Per Kevin Eck of the Ravens’ media department:
Pundits Say Secondary Is ‘Major Concern’ for Ravens
There was optimism that the Ravens’ pass defense had turned a corner after it shut down Justin Herbert and the Los Angeles Chargers’ explosive offense in Week 6. But those positive feelings were shattered a week later when Joe Burrow threw for 416 yards and three touchdowns in the Cincinnati Bengals’ 41-17 rout of the Ravens.
Two pundits believe the Chargers game was the outlier and said there should be major concern about the secondary going forward.
NFL Network’s Daniel Jeremiah, who does color commentary for the Chargers games on KFI radio, attributed the Chargers’ weak offensive performance (six points, 208 total yards, 182 passing yards) to Herbert and company just having a bad game.
“I came into that game and I watched the tape of the Ravens defense, and I saw Derek Carr torch them. And then I watched Carson Wentz torch them,” Jeremiah said on the “Rich Eisen Show.” “And then coming into that game, I thought Herbert would go off and the Chargers’ passing game would go off, and they just had a clunker of a game. And then the next week, Joe Burrow torches them.
“So I think the Ravens have major issues in the secondary, and for some reason the Chargers just weren’t able to capitalize on them that day.”
NFL Network’s Matt Smith, who does play-by-play on Chargers’ radio broadcasts, expressed a similar sentiment.
“To me, that was just an outlier,” Smith said. “The Chargers played terrible. They absolutely got whupped by the Ravens, and that’s fine. But you look at Derek Carr, 400-plus yards; you look at Joe Burrow, 400-plus yards; the Chiefs’ Patrick Mahomes put up like 350 and three touchdowns.
“They are giving up giant numbers to opposing quarterbacks because that secondary has got holes all over the place, and to me that is a major concern for this team moving forward.”
It’s unfair not to give credit to the Ravens for their defensive game plan and execution against the Chargers, but there’s no disputing the secondary has uncharacteristically struggled this season.
While losing All-Pro cornerback Marcus Peters to a season-ending knee injury a few days before the start of the regular season undoubtedly was a significant blow, the Ravens’ secondary still was expected to be one of the team’s strengths.
Instead, the Ravens are ranked 29th in the league in passing yards allowed. They were in the top 10 in each of the six previous seasons and no lower than sixth the past three seasons.

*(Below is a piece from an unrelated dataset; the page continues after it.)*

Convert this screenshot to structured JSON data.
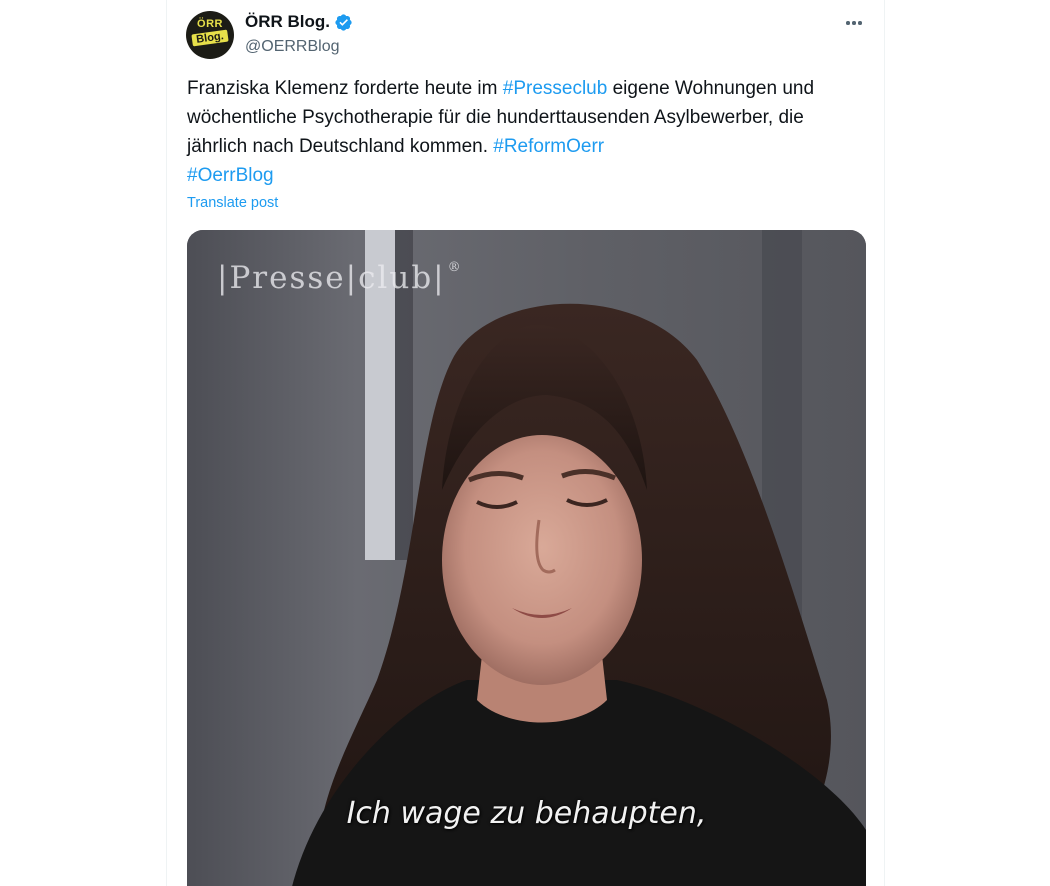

“The Ravens have allowed more passing yards through seven games than any team in franchise history,” The Athletic’s Jeff Zrebiec wrote. “They’ve been victimized by three 400-yard passers. That obviously reflects poorly on the team’s current [cornerback] corps although it isn’t all on them. The Ravens’ linebackers and safeties have had a hand in it as well.
“Still, it’s been a struggle for a group that badly misses Marcus Peters’ playmaking ability and leadership. Former All-Pro Marlon Humphrey has been the face of those struggles. Pretty much all of the cornerbacks have had some costly missed tackles as well, so it’s just not been a coverage issue.”

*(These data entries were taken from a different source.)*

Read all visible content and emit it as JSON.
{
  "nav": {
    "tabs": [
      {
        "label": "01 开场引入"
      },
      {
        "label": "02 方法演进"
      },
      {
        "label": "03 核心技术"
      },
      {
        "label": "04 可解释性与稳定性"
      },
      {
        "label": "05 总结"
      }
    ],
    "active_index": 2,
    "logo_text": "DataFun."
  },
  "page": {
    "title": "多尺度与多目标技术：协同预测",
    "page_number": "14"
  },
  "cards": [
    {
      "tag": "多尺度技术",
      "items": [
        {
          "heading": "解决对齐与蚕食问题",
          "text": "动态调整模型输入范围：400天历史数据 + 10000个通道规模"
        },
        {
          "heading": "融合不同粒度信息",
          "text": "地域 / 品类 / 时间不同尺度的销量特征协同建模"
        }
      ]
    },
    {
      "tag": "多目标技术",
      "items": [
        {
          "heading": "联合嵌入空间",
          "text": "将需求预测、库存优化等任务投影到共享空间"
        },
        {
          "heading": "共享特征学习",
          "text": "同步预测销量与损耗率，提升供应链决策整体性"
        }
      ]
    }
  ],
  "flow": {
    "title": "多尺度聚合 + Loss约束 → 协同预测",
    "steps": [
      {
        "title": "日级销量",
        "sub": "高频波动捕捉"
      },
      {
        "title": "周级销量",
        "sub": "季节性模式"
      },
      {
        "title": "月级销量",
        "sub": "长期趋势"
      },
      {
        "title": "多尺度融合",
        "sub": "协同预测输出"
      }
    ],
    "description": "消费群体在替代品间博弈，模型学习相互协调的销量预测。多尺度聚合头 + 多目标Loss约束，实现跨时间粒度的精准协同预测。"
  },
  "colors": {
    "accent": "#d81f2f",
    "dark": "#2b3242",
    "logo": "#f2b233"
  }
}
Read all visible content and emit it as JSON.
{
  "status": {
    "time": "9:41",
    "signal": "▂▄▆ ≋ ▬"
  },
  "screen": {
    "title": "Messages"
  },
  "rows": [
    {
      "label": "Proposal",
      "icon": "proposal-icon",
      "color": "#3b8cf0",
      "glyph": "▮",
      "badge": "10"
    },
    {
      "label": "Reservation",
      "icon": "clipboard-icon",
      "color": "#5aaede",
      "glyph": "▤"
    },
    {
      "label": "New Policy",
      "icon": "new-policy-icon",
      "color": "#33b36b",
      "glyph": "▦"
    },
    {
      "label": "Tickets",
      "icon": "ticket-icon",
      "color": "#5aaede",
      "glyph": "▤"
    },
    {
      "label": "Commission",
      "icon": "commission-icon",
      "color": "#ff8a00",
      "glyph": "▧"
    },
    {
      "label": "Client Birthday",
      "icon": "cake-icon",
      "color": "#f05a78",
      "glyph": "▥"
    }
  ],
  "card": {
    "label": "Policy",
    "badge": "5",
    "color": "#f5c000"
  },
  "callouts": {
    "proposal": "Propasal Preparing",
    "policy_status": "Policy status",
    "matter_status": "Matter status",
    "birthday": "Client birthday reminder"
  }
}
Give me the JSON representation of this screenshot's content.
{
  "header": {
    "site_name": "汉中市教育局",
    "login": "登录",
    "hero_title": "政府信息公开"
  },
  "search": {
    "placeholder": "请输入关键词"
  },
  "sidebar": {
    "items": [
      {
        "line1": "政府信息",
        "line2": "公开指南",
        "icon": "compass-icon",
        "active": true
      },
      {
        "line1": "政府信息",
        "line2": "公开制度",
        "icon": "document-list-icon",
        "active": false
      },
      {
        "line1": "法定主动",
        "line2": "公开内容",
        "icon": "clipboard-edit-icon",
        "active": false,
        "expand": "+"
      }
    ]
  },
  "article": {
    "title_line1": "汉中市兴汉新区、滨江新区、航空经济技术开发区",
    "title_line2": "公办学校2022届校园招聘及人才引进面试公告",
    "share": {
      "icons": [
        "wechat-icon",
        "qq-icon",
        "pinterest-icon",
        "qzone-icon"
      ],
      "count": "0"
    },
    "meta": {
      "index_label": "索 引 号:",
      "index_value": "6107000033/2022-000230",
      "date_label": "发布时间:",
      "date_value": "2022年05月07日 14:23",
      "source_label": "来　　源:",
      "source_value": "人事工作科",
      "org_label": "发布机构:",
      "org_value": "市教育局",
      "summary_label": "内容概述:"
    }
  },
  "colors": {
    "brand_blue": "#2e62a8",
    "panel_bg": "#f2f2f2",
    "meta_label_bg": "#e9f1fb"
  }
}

Pass Game Coordinator/Secondary Coach Chris Hewitt said earlier this week that he’s confident the secondary will improve.

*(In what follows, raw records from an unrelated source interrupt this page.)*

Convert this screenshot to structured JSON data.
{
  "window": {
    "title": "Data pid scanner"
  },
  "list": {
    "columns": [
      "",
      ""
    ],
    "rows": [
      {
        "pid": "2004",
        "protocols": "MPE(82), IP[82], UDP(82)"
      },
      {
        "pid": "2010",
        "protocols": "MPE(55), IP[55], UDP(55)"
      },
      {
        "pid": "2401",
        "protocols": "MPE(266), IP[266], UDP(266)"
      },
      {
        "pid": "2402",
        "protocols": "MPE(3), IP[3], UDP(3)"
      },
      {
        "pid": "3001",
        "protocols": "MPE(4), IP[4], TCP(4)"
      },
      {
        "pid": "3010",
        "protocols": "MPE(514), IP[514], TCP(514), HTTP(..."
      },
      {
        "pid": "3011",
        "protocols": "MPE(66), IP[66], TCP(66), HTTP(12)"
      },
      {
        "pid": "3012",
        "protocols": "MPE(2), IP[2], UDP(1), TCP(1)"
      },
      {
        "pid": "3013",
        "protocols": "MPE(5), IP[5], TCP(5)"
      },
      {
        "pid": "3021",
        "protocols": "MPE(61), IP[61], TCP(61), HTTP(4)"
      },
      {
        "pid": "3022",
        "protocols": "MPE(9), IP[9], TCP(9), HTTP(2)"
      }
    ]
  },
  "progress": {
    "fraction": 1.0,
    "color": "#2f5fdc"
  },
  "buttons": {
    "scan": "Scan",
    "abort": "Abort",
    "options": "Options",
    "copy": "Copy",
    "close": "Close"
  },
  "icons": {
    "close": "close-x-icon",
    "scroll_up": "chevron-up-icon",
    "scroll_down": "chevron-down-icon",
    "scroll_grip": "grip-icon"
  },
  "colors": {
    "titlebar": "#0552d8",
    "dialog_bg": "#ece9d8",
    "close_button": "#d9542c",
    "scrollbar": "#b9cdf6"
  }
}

“We’re going to get better over the bye,” Hewitt said. “We’ve had some bumps in the road. We’ll keep on working our technique. The message hasn’t changed; the sky is not falling or anything like that. We’re in a good position, and we’re just going to continue to keep on getting better.”
On QB Lamar Jackson, Zrebiec wrote: “You can nitpick if you’re so inclined. Lamar Jackson has turned the ball over eight times. He’s been sacked 21 times, some of them resulting from holding onto the ball too long. The Ravens’ offense has been plagued by slow starts. However, Jackson has given his team a chance to win every week and is the primary reason the injury-weakened Ravens have five victories. … Jackson has been one of the NFL’s best players by just about every measure. If he stays healthy and keeps playing as he has to this point, the Ravens have a good chance to get where they want to be in January.”
The inside linebackers received the lowest grade (D).
“The Ravens’ inside linebackers have been taken advantage of in coverage. The tackling, specifically with [Patrick] Queen, has been bad at times, too,” Zrebiec wrote. “The insertion of Josh Bynes has settled things down, but if the Ravens’ defense is going to improve the rest of the way, it will have to start with much steadier play from the inside linebackers.”